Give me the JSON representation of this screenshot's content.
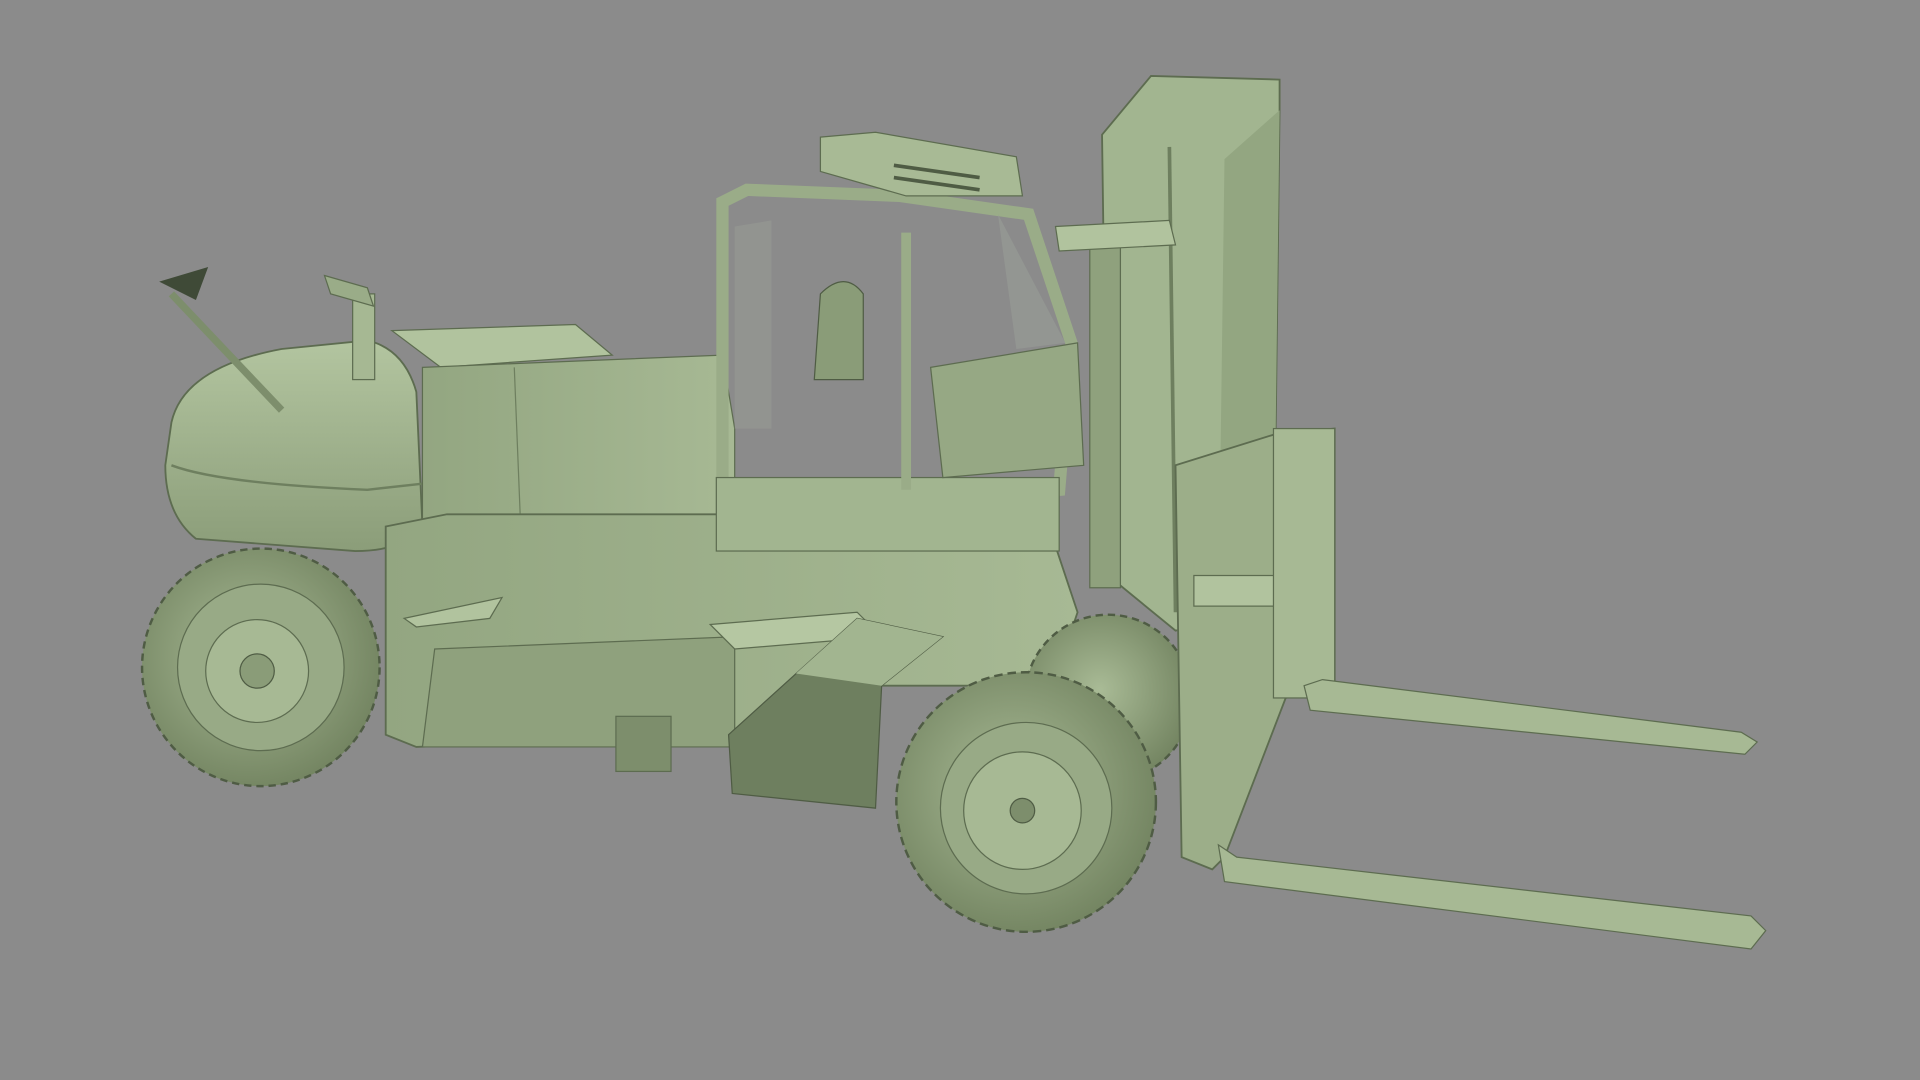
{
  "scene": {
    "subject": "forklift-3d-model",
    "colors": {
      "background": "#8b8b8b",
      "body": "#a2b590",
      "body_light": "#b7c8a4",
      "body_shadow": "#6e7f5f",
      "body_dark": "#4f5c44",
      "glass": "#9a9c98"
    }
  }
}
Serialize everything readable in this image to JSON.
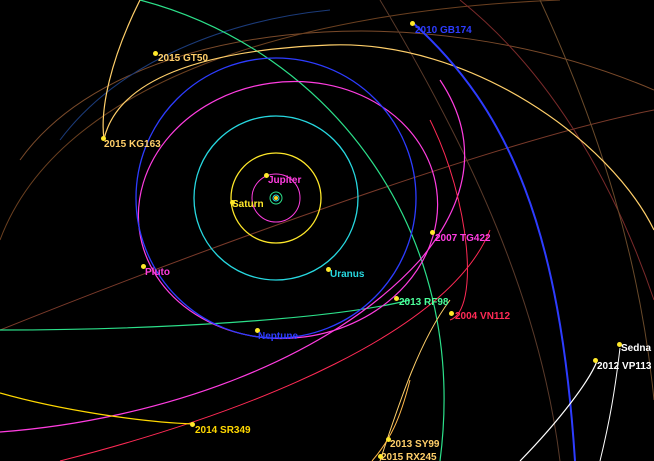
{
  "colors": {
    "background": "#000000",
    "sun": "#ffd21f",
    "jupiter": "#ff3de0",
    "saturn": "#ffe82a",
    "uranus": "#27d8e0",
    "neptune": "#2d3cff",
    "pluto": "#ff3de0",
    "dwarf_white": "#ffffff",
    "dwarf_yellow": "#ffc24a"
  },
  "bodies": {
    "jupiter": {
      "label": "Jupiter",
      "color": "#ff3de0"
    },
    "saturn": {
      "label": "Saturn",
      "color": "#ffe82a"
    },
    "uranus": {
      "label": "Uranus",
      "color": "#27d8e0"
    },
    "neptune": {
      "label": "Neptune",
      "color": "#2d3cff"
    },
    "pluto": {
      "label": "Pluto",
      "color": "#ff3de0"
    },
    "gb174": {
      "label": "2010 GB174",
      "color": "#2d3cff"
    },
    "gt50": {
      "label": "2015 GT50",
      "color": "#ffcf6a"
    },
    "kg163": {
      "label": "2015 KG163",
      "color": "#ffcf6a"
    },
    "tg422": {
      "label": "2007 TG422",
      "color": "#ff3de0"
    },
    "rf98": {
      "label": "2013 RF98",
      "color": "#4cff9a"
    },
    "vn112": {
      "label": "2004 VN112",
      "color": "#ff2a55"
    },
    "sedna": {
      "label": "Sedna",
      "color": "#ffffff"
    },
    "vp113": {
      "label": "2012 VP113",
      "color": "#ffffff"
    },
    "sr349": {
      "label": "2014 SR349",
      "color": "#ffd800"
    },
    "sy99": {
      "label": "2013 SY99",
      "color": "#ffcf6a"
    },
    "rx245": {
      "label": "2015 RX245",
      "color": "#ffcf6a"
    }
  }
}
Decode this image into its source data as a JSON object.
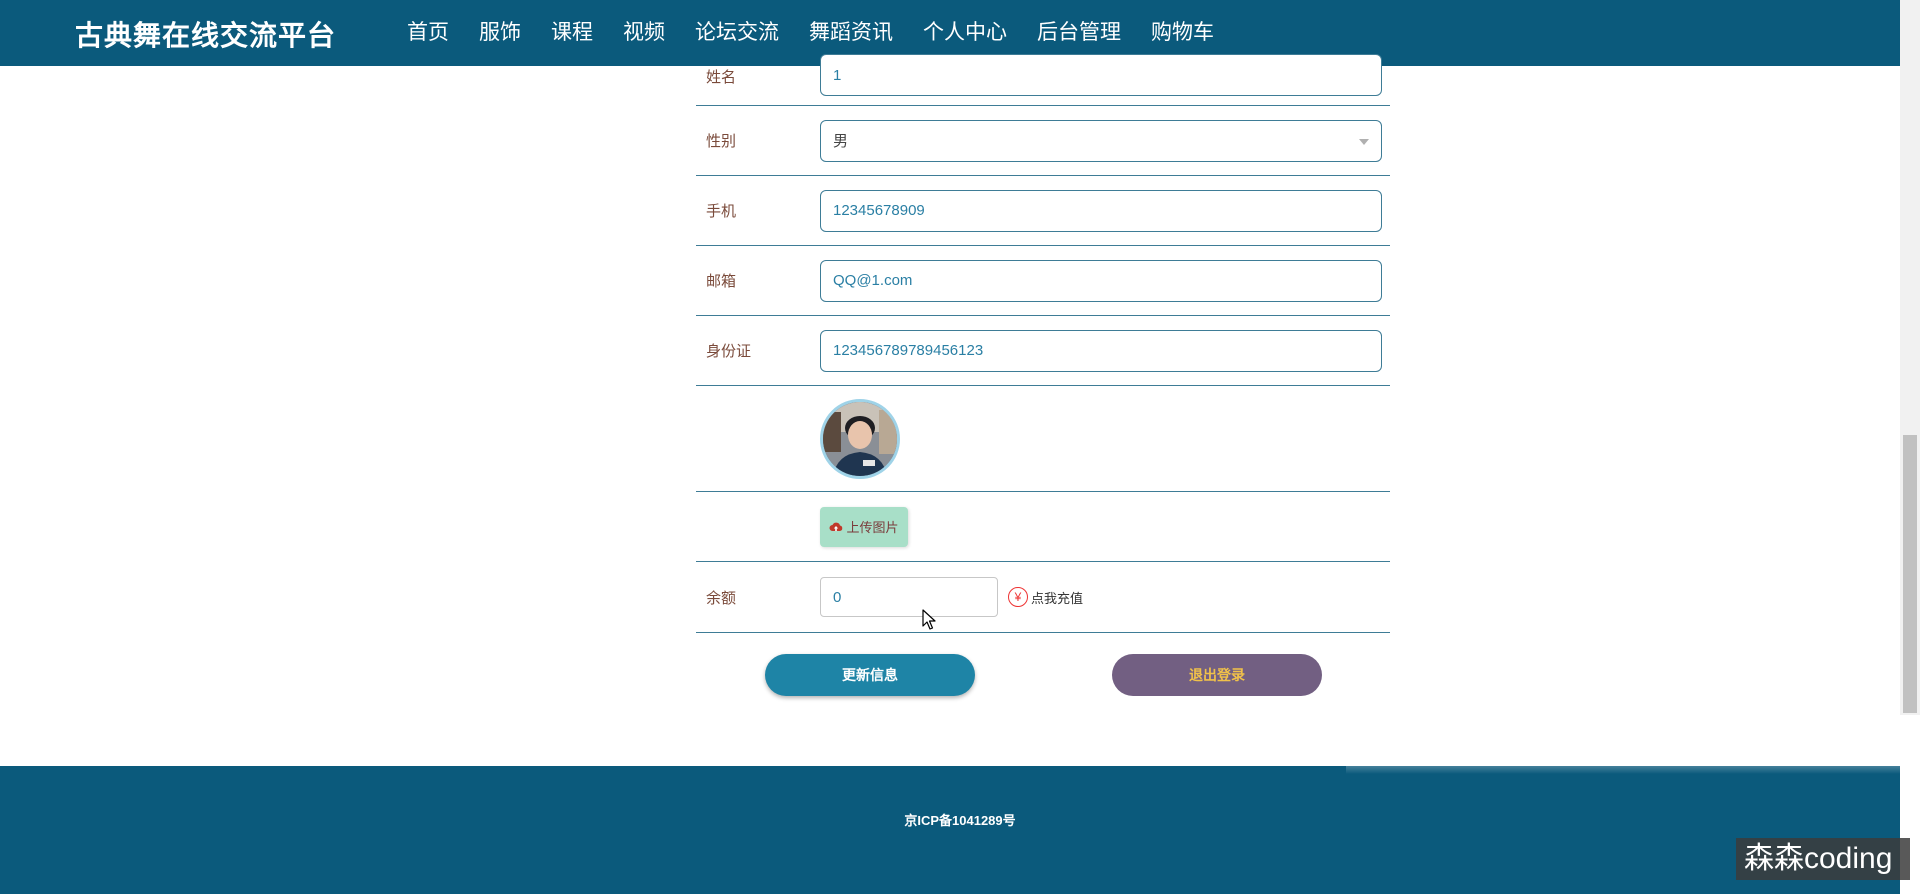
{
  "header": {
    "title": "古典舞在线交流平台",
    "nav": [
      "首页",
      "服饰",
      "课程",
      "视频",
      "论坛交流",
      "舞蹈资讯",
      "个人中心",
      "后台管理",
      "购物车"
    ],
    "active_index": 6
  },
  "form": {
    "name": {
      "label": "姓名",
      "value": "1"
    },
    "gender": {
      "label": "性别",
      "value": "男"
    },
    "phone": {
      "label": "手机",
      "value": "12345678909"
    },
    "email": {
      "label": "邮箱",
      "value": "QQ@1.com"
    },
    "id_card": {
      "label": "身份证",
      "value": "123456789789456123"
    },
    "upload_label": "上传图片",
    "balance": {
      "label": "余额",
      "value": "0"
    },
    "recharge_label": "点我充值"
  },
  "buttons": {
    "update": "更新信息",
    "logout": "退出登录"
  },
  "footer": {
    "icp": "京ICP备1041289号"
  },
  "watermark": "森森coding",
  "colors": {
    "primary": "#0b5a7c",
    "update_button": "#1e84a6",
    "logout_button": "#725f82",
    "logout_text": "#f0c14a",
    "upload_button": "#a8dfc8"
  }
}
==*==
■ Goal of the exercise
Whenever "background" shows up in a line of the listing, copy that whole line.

■ Written solution
      "background": "#8b8b8b",
    "background": "#000000",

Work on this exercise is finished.